I won’t pretend I didn’t enjoy it. Any guilt was mitigated by the reclining seats and lack of stops. It was a fast and beautiful zip down the rainy highway to Gyeongju. After we were spat out at Gyeongju Terminal, it was all simple again. We only had to cross the road and get the 500 Express to Bonggye Market.
Gyeongju was the capital of Korea’s 1,000-year-long Silla Dynasty, which lasted until the 14th century when the new Joseon kings moved the capital to Seoul. It’s dotted with temples, palaces, and great burial mounds, which look like simple grass covered hills, but are where hundreds of Korea’s kings and queens are interred. It’s Korea’s second most-visited destination after Seoul, but we saw it only through the bus windows.
We boarded the 308 to Ulsan KTX Station. At Ulsan, I bought a small flask of soju from the 7–Eleven to get us through to Haeundae.
The 3000 Express to Yangsan left from in front of the station, and from Yangsan we caught the 11 to the city. Dan used to live in Busan, and so from here it was simple. We got off at Sponge (pronounced Spongee) Mall, and caught the 100 to Haeundae, the most popular beach in Korea.
We were dropped about three blocks from the beach, and we could smell it. The clouds had dispersed and it was a clear night. We walked to the beach at a reasonable pace; we didn’t want to rush this moment, but at the same time, we were eager to get there, for it to be over.
We had done it—well, almost. We had done it the best we could, a single intercity bus notwithstanding. Twenty-four buses, 595 stops, across five provinces and five independent cities, about 280 miles and 30,000 won—$26—on our transit cards, another 7,000 won paid in cash.

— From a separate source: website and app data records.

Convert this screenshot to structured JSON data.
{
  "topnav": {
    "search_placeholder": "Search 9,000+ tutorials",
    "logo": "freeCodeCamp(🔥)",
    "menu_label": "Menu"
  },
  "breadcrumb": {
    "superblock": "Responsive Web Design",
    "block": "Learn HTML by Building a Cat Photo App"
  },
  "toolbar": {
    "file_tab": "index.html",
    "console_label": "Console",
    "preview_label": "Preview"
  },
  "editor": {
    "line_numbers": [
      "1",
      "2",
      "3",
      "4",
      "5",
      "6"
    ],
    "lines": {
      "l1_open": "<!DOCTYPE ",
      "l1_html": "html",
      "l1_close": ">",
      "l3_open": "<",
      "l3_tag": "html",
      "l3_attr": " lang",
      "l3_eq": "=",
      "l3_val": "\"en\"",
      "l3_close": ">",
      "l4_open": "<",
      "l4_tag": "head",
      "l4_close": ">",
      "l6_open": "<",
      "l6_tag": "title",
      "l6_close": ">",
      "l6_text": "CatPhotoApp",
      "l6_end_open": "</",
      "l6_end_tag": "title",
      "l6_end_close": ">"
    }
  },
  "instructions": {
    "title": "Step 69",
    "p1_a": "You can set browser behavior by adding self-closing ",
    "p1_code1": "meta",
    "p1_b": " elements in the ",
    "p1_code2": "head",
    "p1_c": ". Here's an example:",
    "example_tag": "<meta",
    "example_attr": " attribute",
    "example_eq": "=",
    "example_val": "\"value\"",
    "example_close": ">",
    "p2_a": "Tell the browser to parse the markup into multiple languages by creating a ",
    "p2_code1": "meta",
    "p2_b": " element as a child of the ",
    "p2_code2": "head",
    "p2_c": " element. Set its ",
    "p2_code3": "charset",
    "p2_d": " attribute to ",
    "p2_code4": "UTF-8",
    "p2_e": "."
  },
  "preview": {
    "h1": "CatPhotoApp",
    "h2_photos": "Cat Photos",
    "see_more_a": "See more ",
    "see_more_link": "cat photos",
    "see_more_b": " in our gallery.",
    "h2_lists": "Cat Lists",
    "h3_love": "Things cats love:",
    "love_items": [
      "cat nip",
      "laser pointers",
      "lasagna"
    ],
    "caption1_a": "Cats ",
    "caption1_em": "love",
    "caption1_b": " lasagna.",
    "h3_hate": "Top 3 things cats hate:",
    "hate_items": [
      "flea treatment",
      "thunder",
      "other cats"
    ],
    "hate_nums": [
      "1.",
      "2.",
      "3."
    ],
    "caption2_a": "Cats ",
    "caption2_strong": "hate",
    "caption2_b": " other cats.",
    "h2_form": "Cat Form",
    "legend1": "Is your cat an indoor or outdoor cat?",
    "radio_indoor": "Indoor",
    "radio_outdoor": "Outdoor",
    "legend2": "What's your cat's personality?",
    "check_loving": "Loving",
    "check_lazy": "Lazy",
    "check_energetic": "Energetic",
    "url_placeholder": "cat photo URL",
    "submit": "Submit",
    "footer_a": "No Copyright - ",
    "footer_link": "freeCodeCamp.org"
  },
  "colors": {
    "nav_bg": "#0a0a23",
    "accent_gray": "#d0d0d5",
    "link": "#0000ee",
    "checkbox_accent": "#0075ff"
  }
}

We embraced a few feet from the sea and dragged our battered bodies to the shoreline, where we celebrated our success at a line of bars—and Dan drank no soju whatsoever.